╭─ Data to examine
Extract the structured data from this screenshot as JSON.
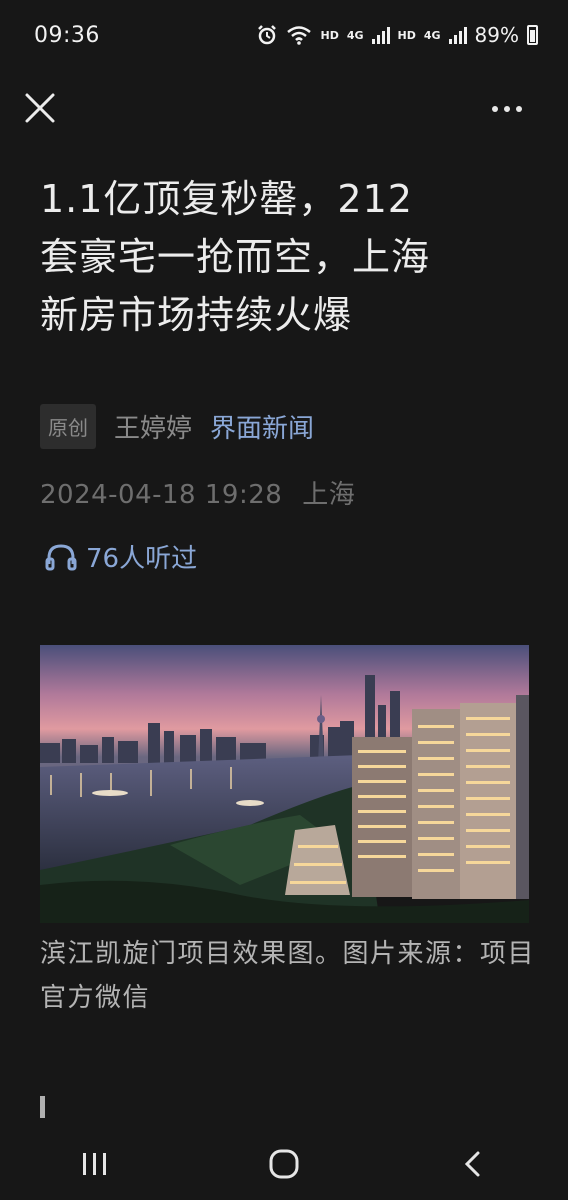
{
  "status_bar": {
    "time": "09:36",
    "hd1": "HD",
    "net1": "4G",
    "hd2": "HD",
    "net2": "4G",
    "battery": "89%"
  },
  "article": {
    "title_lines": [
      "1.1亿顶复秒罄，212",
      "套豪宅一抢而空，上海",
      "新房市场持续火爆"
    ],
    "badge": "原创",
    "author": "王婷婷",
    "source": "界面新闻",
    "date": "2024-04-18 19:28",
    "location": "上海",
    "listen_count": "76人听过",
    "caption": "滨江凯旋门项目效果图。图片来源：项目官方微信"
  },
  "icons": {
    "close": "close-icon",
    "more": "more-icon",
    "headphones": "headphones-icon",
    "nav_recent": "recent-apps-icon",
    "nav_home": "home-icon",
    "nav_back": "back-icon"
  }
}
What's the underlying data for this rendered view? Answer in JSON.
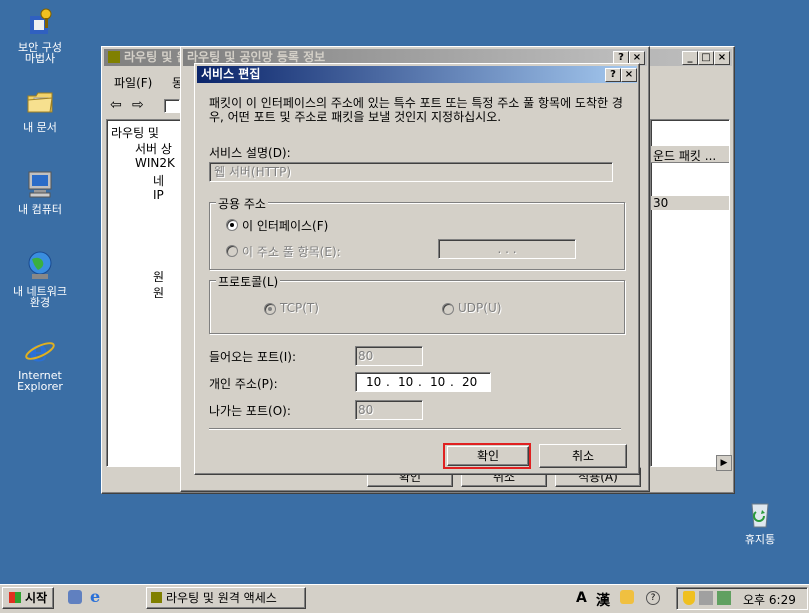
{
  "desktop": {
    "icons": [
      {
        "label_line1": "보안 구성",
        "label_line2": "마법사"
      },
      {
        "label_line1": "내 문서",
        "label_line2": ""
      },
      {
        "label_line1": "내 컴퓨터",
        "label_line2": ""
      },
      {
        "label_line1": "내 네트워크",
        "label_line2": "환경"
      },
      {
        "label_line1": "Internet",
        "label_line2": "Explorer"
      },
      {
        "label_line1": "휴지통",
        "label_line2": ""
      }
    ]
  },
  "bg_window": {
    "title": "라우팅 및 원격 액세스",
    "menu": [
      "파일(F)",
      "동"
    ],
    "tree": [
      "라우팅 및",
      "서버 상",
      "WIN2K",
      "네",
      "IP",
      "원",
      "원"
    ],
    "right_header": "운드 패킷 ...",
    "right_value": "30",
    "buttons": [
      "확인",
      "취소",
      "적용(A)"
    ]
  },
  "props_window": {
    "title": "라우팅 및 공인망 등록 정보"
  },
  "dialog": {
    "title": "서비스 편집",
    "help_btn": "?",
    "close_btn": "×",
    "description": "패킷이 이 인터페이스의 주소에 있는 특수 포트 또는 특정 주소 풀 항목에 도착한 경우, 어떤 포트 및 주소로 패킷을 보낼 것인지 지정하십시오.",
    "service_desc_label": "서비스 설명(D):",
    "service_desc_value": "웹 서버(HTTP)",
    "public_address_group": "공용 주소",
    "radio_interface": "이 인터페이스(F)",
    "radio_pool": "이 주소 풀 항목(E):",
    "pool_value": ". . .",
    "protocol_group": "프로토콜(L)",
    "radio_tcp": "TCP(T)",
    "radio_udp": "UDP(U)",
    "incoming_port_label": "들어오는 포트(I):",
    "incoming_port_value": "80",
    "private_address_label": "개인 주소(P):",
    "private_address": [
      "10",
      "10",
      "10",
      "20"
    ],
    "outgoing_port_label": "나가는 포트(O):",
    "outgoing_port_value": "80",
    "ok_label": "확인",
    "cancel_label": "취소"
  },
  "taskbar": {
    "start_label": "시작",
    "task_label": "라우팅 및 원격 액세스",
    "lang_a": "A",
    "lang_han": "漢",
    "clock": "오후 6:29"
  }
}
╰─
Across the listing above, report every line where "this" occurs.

Extract the structured data from this screenshot as JSON.
What's the underlying data for this rendered view? Answer in JSON.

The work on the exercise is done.